From the article:
“The share of the population participating in the labor market stayed at a six-year high of 63.2 percent.”
So that sounds like a good percentage of the able-bodied working age population to you?
Remember that the unemployment rate is based on excluding the people who have given up on finding a job. This economy and what it’s built on has destroyed the income levels and wealth of entire generations. Except for the top 1%, of course. So the real unemployment rate is somewhere between 3.5% and 36.8%, and those who are working have less and less purchasing power. Not so rosy.
Comment on ”A day after blocking House demand for Trump’s tax returns, Mnuchin addressed gathering of his top fundraisers,” Washington Post, May 7, 2019
This “administration” is corrupt through and through.
The question is, do enough Americans 1. understand the effect it has on them personally or 2. much less understand the effects it will have worldwide, but at the very least have any awareness of anyone or anything outside of themselves?
Can we blame anything but the dismantling of our free education system for all, the massive effect corporations and the rich have on how people think and what they value, and the huge wealth and income gap between ordinary people and those at the top, not to mention groupthink facilitated by the tax shelters known as churches, for the fact that people can’t see beyond their next paycheck or their next hit of meth?
The Republican party is running roughshod over our democracy, after 50 years of putting the pieces in place that make them think they can get away with it. Every bit of the bull they’re spewing now is transparent, obvious projection.

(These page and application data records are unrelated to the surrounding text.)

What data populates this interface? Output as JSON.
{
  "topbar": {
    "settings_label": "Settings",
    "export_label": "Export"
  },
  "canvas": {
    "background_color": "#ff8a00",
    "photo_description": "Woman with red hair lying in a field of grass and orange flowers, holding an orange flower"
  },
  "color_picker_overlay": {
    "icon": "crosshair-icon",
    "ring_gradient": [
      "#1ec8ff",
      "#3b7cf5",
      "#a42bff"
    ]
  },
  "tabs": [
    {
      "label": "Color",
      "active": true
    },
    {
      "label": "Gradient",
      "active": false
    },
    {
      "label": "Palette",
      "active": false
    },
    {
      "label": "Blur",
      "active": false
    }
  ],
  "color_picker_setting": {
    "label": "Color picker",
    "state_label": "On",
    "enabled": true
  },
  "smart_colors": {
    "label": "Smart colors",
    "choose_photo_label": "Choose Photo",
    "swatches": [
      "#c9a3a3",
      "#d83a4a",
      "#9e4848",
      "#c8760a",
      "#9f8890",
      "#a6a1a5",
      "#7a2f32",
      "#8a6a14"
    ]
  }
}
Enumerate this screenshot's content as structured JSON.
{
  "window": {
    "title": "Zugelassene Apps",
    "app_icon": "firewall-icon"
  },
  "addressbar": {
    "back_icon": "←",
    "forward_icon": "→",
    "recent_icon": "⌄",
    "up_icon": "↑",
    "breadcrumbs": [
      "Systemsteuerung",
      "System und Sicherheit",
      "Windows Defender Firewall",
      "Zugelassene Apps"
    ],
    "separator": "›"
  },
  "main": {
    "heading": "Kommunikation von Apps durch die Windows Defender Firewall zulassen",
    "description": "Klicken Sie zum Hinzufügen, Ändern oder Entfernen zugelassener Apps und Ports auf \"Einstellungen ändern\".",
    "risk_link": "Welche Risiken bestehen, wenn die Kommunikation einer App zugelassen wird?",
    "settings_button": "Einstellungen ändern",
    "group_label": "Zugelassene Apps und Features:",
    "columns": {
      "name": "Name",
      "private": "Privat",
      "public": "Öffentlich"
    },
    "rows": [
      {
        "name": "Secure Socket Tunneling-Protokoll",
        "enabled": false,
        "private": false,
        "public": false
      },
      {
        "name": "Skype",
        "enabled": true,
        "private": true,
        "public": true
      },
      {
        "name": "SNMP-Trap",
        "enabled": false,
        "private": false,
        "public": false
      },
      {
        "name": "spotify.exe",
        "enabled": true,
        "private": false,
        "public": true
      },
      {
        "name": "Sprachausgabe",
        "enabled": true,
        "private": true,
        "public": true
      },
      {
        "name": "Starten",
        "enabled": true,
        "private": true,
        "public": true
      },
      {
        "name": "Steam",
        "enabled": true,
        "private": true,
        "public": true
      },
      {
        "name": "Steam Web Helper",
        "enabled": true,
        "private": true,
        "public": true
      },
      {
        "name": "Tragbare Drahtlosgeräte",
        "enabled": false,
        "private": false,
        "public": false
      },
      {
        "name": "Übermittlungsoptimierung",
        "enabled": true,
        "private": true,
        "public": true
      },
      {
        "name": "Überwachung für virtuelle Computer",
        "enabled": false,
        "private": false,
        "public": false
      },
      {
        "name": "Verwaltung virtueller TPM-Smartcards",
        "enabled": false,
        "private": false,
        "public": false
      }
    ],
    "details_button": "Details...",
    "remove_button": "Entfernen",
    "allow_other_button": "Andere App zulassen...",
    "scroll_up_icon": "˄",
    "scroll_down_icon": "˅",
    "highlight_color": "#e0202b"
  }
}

I hope you’ve enjoyed this short journey into my knee-jerk reactions to articles about the state of our democracy. I plan to say more about it in the future.